Task to complete » Look through the listing below and count the lines holding "screenshot". Reply with the number alone.

Provided entries »
━━━━━━━━
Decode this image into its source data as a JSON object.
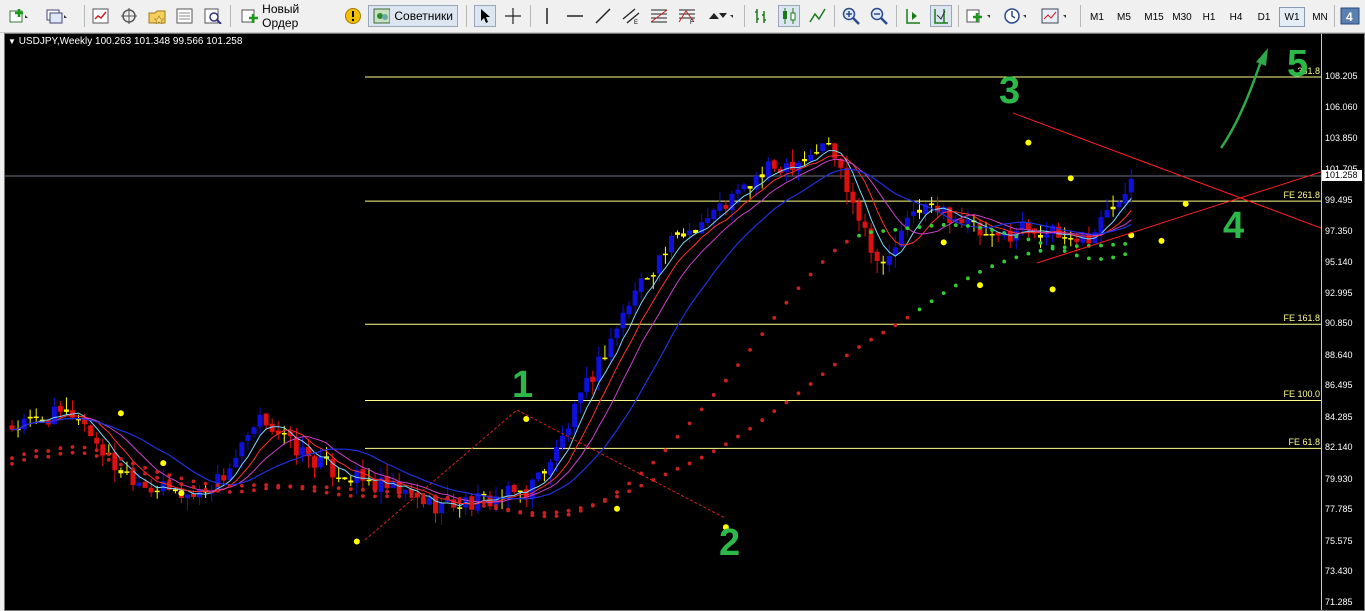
{
  "toolbar": {
    "new_order_label": "Новый Ордер",
    "advisors_label": "Советники",
    "timeframes": [
      "M1",
      "M5",
      "M15",
      "M30",
      "H1",
      "H4",
      "D1",
      "W1",
      "MN"
    ],
    "active_timeframe": "W1"
  },
  "chart": {
    "info": "USDJPY,Weekly  100.263 101.348 99.566 101.258",
    "current_price": "101.258",
    "price_axis": [
      "108.205",
      "106.060",
      "103.850",
      "101.705",
      "99.495",
      "97.350",
      "95.140",
      "92.995",
      "90.850",
      "88.640",
      "86.495",
      "84.285",
      "82.140",
      "79.930",
      "77.785",
      "75.575",
      "73.430",
      "71.285"
    ],
    "fib_levels": [
      {
        "label": "361.8",
        "value": "108.205"
      },
      {
        "label": "FE 261.8",
        "value": "99.495"
      },
      {
        "label": "FE 161.8",
        "value": "90.850"
      },
      {
        "label": "FE 100.0",
        "value": "85.500"
      },
      {
        "label": "FE 61.8",
        "value": "82.140"
      }
    ],
    "wave_labels": [
      "1",
      "2",
      "3",
      "4",
      "5"
    ],
    "colors": {
      "background": "#000000",
      "bull_candle": "#1010dd",
      "bear_candle": "#dd1010",
      "doji_candle": "#ffff00",
      "fib_line": "#ffff88",
      "wave_label": "#2db84a",
      "trend_line": "#ff2020",
      "dotted_ma": "#33cc33"
    }
  }
}
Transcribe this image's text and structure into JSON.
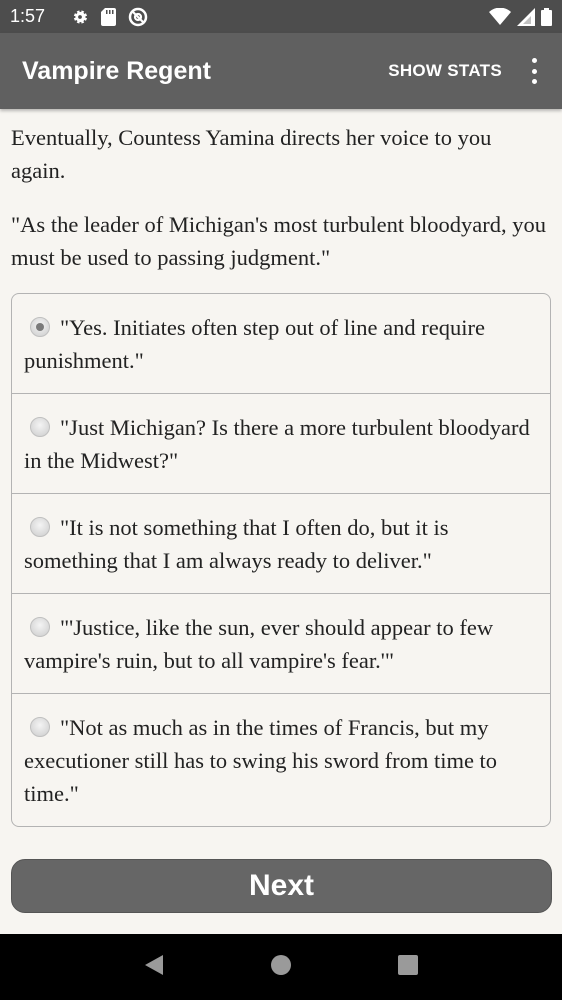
{
  "status": {
    "time": "1:57",
    "left_icons": [
      "gear-icon",
      "sd-card-icon",
      "at-sign-icon"
    ],
    "right_icons": [
      "wifi-icon",
      "signal-icon",
      "battery-icon"
    ]
  },
  "appbar": {
    "title": "Vampire Regent",
    "show_stats_label": "SHOW STATS",
    "menu_icon": "overflow-menu-icon"
  },
  "story": {
    "paragraphs": [
      "Eventually, Countess Yamina directs her voice to you again.",
      "\"As the leader of Michigan's most turbulent bloodyard, you must be used to passing judgment.\""
    ]
  },
  "choices": [
    {
      "text": "\"Yes. Initiates often step out of line and require punishment.\"",
      "selected": true
    },
    {
      "text": "\"Just Michigan? Is there a more turbulent bloodyard in the Midwest?\"",
      "selected": false
    },
    {
      "text": "\"It is not something that I often do, but it is something that I am always ready to deliver.\"",
      "selected": false
    },
    {
      "text": "\"'Justice, like the sun, ever should appear to few vampire's ruin, but to all vampire's fear.'\"",
      "selected": false
    },
    {
      "text": "\"Not as much as in the times of Francis, but my executioner still has to swing his sword from time to time.\"",
      "selected": false
    }
  ],
  "next_label": "Next",
  "nav": [
    "back-icon",
    "home-icon",
    "recents-icon"
  ],
  "colors": {
    "appbar": "#606060",
    "statusbar": "#4d4d4d",
    "background": "#f7f5f1",
    "button": "#666666"
  }
}
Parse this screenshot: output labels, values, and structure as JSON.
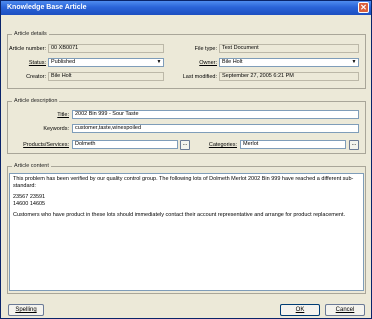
{
  "window": {
    "title": "Knowledge Base Article",
    "close_glyph": "✕"
  },
  "article_details": {
    "legend": "Article details",
    "article_number_label": "Article number:",
    "article_number_value": "00 XB0071",
    "status_label": "Status:",
    "status_value": "Published",
    "creator_label": "Creator:",
    "creator_value": "Bile Holt",
    "file_type_label": "File type:",
    "file_type_value": "Text Document",
    "owner_label": "Owner:",
    "owner_value": "Bile Holt",
    "last_modified_label": "Last modified:",
    "last_modified_value": "September 27, 2005 6:21 PM"
  },
  "article_description": {
    "legend": "Article description",
    "title_label": "Title:",
    "title_value": "2002 Bin 999 - Sour Taste",
    "keywords_label": "Keywords:",
    "keywords_value": "customer,taste,winespoiled",
    "products_label": "Products/Services:",
    "products_value": "Dolmeth",
    "categories_label": "Categories:",
    "categories_value": "Merlot",
    "browse_glyph": "..."
  },
  "article_content": {
    "legend": "Article content",
    "paragraph1": "This problem has been verified by our quality control group. The following lots of Dolmeth Merlot 2002 Bin 999 have reached a different sub-standard:",
    "lots_line1": "23567 23591",
    "lots_line2": "14600 14605",
    "paragraph3": "Customers who have product in these lots should immediately contact their account representative and arrange for product replacement."
  },
  "buttons": {
    "spelling": "Spelling",
    "ok": "OK",
    "cancel": "Cancel"
  },
  "icons": {
    "dropdown": "▼"
  }
}
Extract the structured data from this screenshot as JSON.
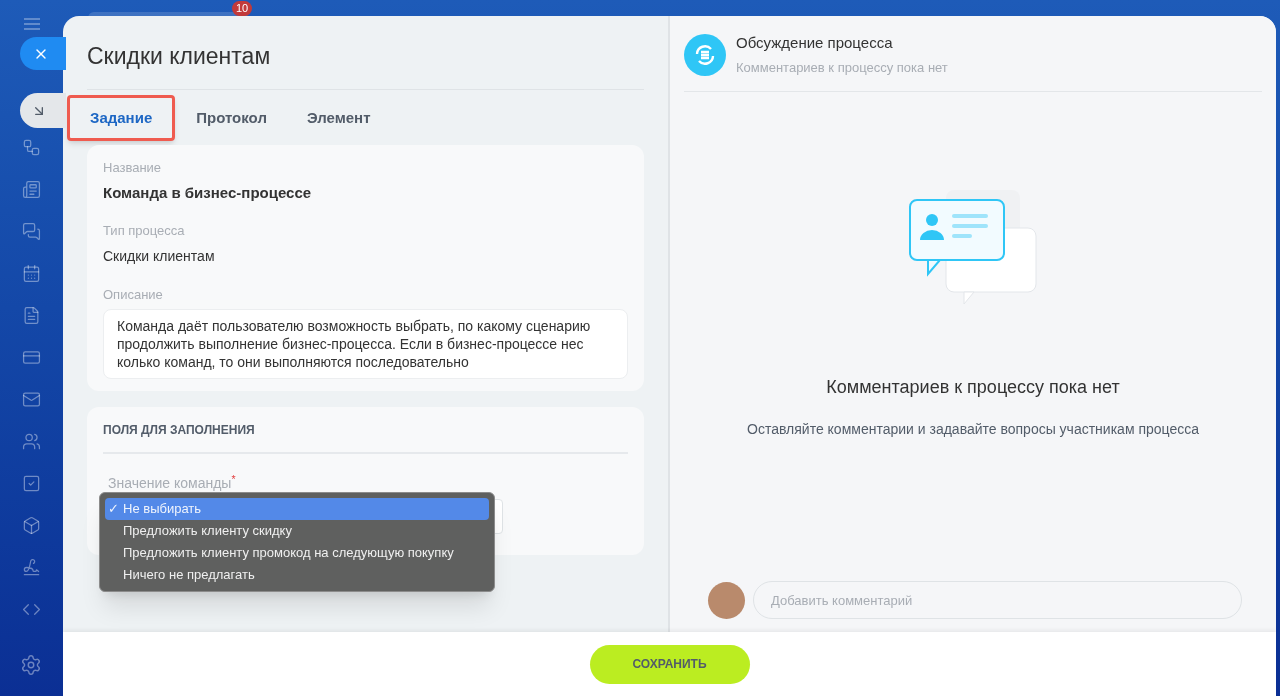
{
  "sidebar": {
    "badge": "10"
  },
  "title": "Скидки клиентам",
  "tabs": [
    {
      "label": "Задание",
      "selected": true,
      "highlighted": true
    },
    {
      "label": "Протокол",
      "selected": false,
      "highlighted": false
    },
    {
      "label": "Элемент",
      "selected": false,
      "highlighted": false
    }
  ],
  "info": {
    "name_label": "Название",
    "name": "Команда в бизнес-процессе",
    "type_label": "Тип процесса",
    "type": "Скидки клиентам",
    "description_label": "Описание",
    "description": "Команда даёт пользователю возможность выбрать, по какому сценарию продолжить выполнение бизнес-процесса. Если в бизнес-процессе нес колько команд, то они выполняются последовательно"
  },
  "fields": {
    "heading": "ПОЛЯ ДЛЯ ЗАПОЛНЕНИЯ",
    "label": "Значение команды",
    "required_mark": "*",
    "check_mark": "✓",
    "options": [
      {
        "label": "Не выбирать",
        "selected": true
      },
      {
        "label": "Предложить клиенту скидку",
        "selected": false
      },
      {
        "label": "Предложить клиенту промокод на следующую покупку",
        "selected": false
      },
      {
        "label": "Ничего не предлагать",
        "selected": false
      }
    ]
  },
  "discussion": {
    "title": "Обсуждение процесса",
    "subtitle": "Комментариев к процессу пока нет",
    "empty_title": "Комментариев к процессу пока нет",
    "empty_text": "Оставляйте комментарии и задавайте вопросы участникам процесса",
    "comment_placeholder": "Добавить комментарий"
  },
  "save_button": "СОХРАНИТЬ"
}
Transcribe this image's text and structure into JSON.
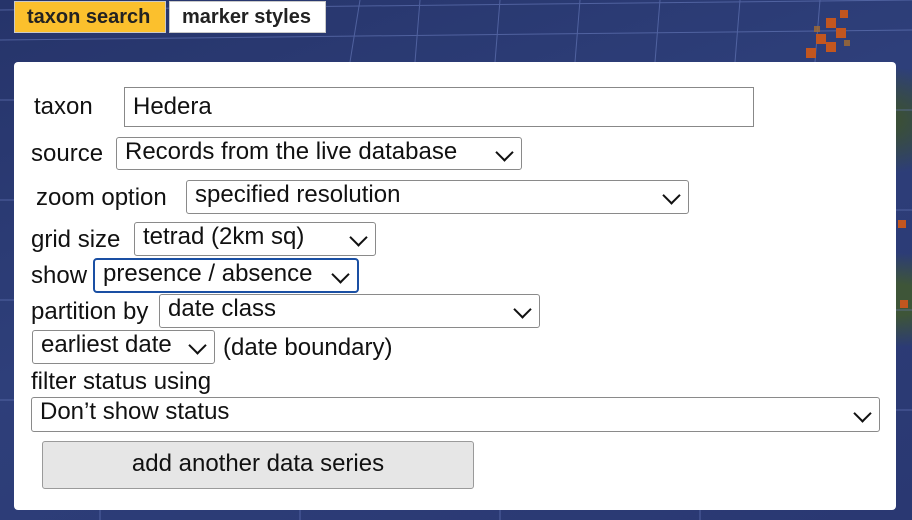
{
  "tabs": [
    {
      "label": "taxon search"
    },
    {
      "label": "marker styles"
    }
  ],
  "form": {
    "taxon": {
      "label": "taxon",
      "value": "Hedera"
    },
    "source": {
      "label": "source",
      "value": "Records from the live database"
    },
    "zoom_option": {
      "label": "zoom option",
      "value": "specified resolution"
    },
    "grid_size": {
      "label": "grid size",
      "value": "tetrad (2km sq)"
    },
    "show": {
      "label": "show",
      "value": "presence / absence"
    },
    "partition_by": {
      "label": "partition by",
      "value": "date class"
    },
    "date_boundary": {
      "value": "earliest date",
      "label": "(date boundary)"
    },
    "filter_status": {
      "label": "filter status using",
      "value": "Don’t show status"
    },
    "add_series_button": "add another data series"
  },
  "colors": {
    "tab_active": "#fbc02d",
    "focus_border": "#1a4fa3",
    "map_sea": "#2b3a6e"
  },
  "icons": [
    "chevron-down-icon"
  ]
}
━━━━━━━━
Your solution » 2